Sunday, March 20, 2011

Black Carpenter Ant

This very large ant is a queen carpenter ant (Camponotus pennsylvanicus) in the family formicidae. They are one of the most commonly seen ants in my area and possibly easiest to identify. They are listed as a pest species because of their habit of turning up where they are not wanted, such as our homes. Moisture is a huge attractant, they tunnel into moisture damaged wood and can cause structural damage to homes, and other buildings. To keep them away from these structures, make sure water drains  away from your home and buildings. Do not leave boards lying on the ground, as this draws moisture and may attract the ants. In the wild they are beneficial in breaking down rotting wood into organic matter that adds nutrients back into the soil. You will find them in decaying logs, and trees (where this queen was photographed). The workers come in many sizes, some can be quite large. While they do not sting, they can give a pretty good bite, then to make matters worse they may spray formic acid in the wound for good measure. These ants are fiercely territorial  and will defend their colony from other ants or other invaders. 

While they live in wood, they cannot digest the cellulose that is in wood. They chew into wood only to make their tunnels and excavate their home. These ants are omnivores and will eat most anything including animal matter, fruit and plant juices, dead insects, syrup, honey, sugar, fruit, grease, meat, and a wide variety of other substances. A favorite is the honeydew secreted by aphids and other tiny insects. They will forage up to 100 yards away from the colony.

In late spring winged individuals may make an appearance. These are young males and females called alates. They are leaving the colony to seek mates and to start a colony of their own. As soon as the females are mated the males all die and the females will chose a nesting site to begin her colony then her wings will drop off. She has been mated for life and her sole purpose is to lay eggs for the rest of her life. She will begin by laying 15 or so eggs, they will hatch in about 24 days, she will feed them a liquid diet that consists of  her own stored fat reserves and wing muscles. 

Once these larvae have matured they will take over the care of future offspring of the queen, as well as cleaning the nesting site and searching for food. They will also guard the colony, queen and their siblings. Later in the season "major" and "minor" workers are created, these will be highly variable in size and have different responsibilities in regard to the colony. Some are the foragers that gather food, and others remain in the colony to expand it and care for the offspring. If the colony is disturbed the ants will carry the larvae and pupae to safety.
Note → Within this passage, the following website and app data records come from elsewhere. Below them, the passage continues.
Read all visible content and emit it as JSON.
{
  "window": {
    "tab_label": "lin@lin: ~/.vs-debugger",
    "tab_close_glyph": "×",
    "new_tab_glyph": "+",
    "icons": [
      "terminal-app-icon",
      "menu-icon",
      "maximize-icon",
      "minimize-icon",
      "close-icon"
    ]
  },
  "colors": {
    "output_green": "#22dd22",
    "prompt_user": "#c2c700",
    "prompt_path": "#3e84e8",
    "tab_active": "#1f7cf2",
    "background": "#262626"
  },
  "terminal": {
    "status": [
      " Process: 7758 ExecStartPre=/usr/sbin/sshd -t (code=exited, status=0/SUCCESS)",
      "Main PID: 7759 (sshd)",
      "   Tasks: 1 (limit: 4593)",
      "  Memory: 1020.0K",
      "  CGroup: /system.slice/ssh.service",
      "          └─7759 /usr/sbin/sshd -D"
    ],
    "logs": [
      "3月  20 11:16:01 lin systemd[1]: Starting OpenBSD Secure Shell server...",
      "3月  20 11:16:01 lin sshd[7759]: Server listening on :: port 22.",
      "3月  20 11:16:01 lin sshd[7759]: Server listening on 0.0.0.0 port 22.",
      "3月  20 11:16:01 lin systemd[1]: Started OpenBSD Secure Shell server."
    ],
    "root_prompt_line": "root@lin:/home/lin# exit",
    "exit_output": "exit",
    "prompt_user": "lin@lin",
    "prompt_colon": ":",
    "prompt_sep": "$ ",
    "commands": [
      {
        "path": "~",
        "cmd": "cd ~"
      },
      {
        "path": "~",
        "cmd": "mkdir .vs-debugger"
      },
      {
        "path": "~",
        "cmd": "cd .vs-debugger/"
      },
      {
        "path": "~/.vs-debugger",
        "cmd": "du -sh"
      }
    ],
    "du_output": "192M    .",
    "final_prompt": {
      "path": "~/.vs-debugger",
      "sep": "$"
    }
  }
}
They must be tended to or they will perish. In about 5 years the colony may contain up to 3,000 individuals. In the fall alates will be created, but they will not swarm until the following spring, then the cycle will start all over again. In some cases workers may leave the colony taking larvae and pupae with them and create a "satellite" colony away from the original colony. This is one other way they divide and expand besides swarming. 

With the return of spring upon us it is very common to find these ants in our homes, especially in bathrooms and kitchens where they are looking for water as well as food. Typically they will be found at night as they are nocturnal by nature. How do we control them? Prevention goes a long way, as mentioned above, remove lumber, firewood or anything else that is stacked near your home to discourage them from showing up to begin with. Make sure you repair any damaged wood on your home, do not let wood window frames, siding, railings, porches and other features of your house decay to the point that it will attract these ants. Repair cracks in foundations to keep them from entering your house that way. Make sure you do not have leaky outdoor faucets or any other outdoor water source. If you already have an infestation, you can try bait traps. Insecticide sprays rarely work well anyway, as the ants may just move elsewhere inside your home, until the residue is gone from the spray then they return. Additionally sprays can be harmful to us to inhale as well as to pets, especially pet birds. Baits on the other hand seem to be more effective and much safer to use. Regardless of the method you may decide to use to control them, please read all labels and follow the directions carefully.


  1. We get lots of these here in SC. We also get a lot of Camponotus Americanus (which is even bigger then the black carpenter ant usually). Thanks for the interesting post.

    Hey and would you mind checking out my new insect blog? Also... my latest post on SC beetles.

  2. Hello Ryan, happy to have you visit and hope to see you around here again. I checked out your blog and you are off to a great start, I really like it. If there is ever anything I can do to help you with your blog please feel free to ask. I will add your blog to my blog list and hopefully this will encourage people to come visit.